* Prompt
Find the string "Partida" in the data, and copy out each line that has it.

Component data from apps and pages
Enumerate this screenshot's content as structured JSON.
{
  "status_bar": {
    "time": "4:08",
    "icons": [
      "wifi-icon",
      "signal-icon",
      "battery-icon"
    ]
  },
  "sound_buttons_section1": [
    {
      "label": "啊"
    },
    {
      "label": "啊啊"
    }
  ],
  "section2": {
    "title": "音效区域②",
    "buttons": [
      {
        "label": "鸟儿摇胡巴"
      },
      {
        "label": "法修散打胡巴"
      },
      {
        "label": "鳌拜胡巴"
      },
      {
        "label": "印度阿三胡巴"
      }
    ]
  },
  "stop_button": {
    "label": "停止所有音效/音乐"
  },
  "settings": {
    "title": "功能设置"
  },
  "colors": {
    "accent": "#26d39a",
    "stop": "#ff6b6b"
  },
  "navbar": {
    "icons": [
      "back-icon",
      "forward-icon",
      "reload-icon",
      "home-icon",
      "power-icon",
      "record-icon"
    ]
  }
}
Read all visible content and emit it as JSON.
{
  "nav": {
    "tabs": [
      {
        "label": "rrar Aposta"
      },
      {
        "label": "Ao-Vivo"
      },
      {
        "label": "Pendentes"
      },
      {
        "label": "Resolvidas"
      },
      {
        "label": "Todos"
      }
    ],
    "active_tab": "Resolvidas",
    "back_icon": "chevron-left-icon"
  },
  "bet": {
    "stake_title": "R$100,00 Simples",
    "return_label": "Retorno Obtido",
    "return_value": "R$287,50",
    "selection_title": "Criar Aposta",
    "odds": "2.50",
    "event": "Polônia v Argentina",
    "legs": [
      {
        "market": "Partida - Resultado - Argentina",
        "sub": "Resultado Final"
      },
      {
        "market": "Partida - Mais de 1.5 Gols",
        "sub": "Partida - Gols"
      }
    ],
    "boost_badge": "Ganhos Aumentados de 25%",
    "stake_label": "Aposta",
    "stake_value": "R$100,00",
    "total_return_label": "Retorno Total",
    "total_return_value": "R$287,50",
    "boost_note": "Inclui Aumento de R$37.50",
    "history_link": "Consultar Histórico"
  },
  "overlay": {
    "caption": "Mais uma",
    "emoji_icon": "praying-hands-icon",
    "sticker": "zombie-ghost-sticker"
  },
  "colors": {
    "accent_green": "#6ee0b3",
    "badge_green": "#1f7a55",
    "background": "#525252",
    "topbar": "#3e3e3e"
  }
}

* Response box
        "market": "Partida - Resultado - Argentina",
        "market": "Partida - Mais de 1.5 Gols",
        "sub": "Partida - Gols"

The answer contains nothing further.